Mode of involvement in fishing Among the fishers, 85.0% were professional, they completely depend on fish capture and selling for their livelihood (Fig. 3) while 12% and rest were seasonal and subsistence respectively. The seasonal fishers generally caught fish only in the peak season of fishing but in the lean fishing season they had to find out alternative way for livelihood, as the return from fishing was very poor to ensure their living. On the other hand, majorityof non-fishers (96%) used to catch fish from CPW only for their own consumption.
Problems of using CPW Respondents were asked about the problems of using CPW and the responses were ranked according to the prioritization (Table 4).
DISCUSSION In the present study, ‘Fisher’ is considered as someone who catches fish from natural source and sells it for the livelihood. All others rural people who do not fish for their business purpose but may occasionally catch fish for their own consumption are grouped as non-fisher. There are several groups involved in fishing or fishing related activities in inland open waters of Bangladesh and they include the traditional caste fishers (mostly Hindus), non-traditional fishers (who entered fishing later), the leaseholders of waterbodies (who are mostly non-fishers), and the general fishers (members of the public) (Blanchet, 1993).

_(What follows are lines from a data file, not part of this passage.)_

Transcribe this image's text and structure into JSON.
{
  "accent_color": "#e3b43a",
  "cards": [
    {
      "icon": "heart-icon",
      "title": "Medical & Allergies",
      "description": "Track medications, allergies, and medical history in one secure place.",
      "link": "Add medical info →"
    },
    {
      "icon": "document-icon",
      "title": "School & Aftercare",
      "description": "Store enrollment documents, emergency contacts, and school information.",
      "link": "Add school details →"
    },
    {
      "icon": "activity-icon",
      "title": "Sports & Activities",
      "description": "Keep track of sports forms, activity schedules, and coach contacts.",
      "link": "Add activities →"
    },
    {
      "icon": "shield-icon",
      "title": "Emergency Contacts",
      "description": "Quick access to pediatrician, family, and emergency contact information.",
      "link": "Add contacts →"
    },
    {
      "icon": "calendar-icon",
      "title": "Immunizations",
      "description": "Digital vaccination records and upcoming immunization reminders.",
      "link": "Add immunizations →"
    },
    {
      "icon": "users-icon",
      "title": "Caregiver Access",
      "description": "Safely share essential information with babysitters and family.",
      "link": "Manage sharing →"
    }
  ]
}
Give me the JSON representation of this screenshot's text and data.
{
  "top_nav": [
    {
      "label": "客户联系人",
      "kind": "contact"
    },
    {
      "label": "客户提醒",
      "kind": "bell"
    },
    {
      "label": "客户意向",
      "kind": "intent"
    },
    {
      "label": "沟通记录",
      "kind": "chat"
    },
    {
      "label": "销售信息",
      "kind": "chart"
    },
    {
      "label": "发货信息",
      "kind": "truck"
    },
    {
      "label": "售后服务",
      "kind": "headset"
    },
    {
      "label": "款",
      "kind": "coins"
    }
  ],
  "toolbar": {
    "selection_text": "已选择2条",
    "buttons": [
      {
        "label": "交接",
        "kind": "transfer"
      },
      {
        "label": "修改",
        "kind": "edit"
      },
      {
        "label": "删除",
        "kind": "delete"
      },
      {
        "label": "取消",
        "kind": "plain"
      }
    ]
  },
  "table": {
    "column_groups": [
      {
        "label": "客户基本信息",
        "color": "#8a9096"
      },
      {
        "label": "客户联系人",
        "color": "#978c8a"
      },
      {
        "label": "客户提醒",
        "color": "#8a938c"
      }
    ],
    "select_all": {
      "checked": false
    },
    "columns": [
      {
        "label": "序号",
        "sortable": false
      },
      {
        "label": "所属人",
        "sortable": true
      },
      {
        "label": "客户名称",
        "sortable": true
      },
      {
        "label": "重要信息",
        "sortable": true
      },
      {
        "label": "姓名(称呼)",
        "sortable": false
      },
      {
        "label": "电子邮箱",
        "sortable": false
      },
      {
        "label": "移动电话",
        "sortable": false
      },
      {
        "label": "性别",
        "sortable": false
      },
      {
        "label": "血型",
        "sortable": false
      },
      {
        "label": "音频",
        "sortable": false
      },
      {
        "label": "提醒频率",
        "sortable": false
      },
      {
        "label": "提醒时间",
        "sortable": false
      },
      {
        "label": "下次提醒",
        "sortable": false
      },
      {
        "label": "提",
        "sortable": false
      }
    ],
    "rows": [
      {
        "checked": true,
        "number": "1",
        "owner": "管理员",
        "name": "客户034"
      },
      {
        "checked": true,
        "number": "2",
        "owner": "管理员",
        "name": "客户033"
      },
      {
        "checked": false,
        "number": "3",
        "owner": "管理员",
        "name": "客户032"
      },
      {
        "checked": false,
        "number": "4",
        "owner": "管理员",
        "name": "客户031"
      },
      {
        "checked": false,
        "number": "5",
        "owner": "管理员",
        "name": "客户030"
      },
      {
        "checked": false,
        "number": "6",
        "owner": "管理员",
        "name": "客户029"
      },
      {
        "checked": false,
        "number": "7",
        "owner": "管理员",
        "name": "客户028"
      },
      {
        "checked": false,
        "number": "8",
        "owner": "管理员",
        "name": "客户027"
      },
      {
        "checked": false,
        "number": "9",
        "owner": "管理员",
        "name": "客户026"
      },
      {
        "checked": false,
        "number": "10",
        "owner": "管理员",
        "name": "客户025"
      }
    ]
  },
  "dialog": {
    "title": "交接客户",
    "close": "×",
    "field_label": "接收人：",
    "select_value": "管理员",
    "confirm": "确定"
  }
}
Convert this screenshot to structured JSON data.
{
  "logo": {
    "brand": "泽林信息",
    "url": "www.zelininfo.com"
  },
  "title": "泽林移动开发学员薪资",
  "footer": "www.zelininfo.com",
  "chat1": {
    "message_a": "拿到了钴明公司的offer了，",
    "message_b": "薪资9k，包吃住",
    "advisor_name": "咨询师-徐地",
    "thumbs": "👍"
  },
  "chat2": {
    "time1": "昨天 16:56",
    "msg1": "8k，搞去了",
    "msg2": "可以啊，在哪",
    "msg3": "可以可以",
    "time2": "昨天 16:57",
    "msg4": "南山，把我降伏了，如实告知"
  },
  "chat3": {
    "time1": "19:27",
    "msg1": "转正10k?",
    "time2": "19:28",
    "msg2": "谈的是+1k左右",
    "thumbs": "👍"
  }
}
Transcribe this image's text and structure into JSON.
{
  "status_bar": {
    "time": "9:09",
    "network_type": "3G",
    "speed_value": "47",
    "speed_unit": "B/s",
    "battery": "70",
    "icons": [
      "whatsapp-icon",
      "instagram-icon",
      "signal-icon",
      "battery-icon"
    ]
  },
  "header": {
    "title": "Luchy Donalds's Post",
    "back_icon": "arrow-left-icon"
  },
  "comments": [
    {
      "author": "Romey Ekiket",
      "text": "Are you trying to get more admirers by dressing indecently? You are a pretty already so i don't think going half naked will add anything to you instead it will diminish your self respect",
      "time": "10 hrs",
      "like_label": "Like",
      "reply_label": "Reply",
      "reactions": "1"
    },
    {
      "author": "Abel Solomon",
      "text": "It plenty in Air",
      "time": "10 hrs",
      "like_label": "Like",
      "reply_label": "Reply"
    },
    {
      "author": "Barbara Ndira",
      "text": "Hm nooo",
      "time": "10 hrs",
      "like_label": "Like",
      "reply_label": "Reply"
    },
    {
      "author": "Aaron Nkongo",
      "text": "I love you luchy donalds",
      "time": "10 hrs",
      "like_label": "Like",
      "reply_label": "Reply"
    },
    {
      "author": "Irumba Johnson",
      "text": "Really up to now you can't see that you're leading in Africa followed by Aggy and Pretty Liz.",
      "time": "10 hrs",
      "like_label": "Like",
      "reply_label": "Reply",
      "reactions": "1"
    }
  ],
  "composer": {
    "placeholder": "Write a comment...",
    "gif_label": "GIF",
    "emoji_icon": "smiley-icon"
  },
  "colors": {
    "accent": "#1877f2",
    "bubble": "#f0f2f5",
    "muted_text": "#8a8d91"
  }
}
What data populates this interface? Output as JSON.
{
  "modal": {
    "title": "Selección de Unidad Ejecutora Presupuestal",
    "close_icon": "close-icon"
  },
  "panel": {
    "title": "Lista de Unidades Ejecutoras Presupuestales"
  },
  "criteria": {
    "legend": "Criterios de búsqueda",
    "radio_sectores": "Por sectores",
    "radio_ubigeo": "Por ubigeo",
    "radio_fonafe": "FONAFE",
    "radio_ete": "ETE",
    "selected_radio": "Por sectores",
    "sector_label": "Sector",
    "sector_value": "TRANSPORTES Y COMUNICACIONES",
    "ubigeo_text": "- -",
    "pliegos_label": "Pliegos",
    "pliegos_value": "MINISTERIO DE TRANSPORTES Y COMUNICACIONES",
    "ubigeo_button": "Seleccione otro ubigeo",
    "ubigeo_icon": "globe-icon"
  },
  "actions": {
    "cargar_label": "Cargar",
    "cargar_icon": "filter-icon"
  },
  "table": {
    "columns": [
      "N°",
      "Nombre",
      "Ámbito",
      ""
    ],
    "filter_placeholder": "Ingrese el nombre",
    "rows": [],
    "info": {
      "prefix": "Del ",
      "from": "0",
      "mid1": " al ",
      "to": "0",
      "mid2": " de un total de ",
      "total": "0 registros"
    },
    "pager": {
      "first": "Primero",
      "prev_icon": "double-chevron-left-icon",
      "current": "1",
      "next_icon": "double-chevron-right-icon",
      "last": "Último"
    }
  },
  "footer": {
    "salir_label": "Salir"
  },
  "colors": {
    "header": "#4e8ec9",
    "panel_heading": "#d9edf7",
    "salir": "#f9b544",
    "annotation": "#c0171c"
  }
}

The present access status and leasing system of CPW has created substantive problems for the fishers group as well as the whole community. Decrease of fish catch from open water was the most mentioned problem by the fishers. In the past, waterbodies were full of fish. However, availability of fish has declined in the recent time. Open access to the non-leased waterbodies was the main cause for dwindling fish stock and bio-diversity. Fishers always do not follow fishing regulation and indiscriminately harvest small fish and brood fish where they have full access.
On the other hand, in case of lease out waterbodies the present Jolmohal Policy allows three years of lease period while the bureaucratic systems may take time and make the lease period even shorter. When a lessee takes lease of a waterbody for short time, he cannot contribute to improve the habitat and fish stock.
On the contrary, he exploits heavily by harvesting fry, brood fishes and draining up the fish pocket or shelter in dry season before ending his tenure. Khaled (1985) examined leasing methods of river fisheries and found that overexploitation of the fisheries is encouraged by the government through its existing leasing system.
Under this system leaseholders receive short-term leases with no guarantee that a lessee will be able to renew the lease of the same fishery in successive years. Barr and Dixon’s (2001) studied on the management of CPR in Bangladesh and revealed that a revenue oriented fisheries management system with short lease terms where lease values increase yearly with no consideration for the productivity of waterbodies encourages over fishing and destructive fishing. The lessees most often dewater waterbodies to maximize profit at the expense of the sustainability of fish biodiversity.
Similarly, the difficulty in establishing user rights when combined with the disincentive effect of short-term leases, further reduces the return from stocking or semi-intensive aquaculture in CPW. When lake fishing shifts from capture to semi-intensive (stocking, without fertilizer use) or intensive (stocking with fertilizer use) some infrastructures are needed. Landing platforms are needed with connections to the main roads connecting to the markets, to be able to carry at a reasonable cost the high volume of fish to the market. Govt.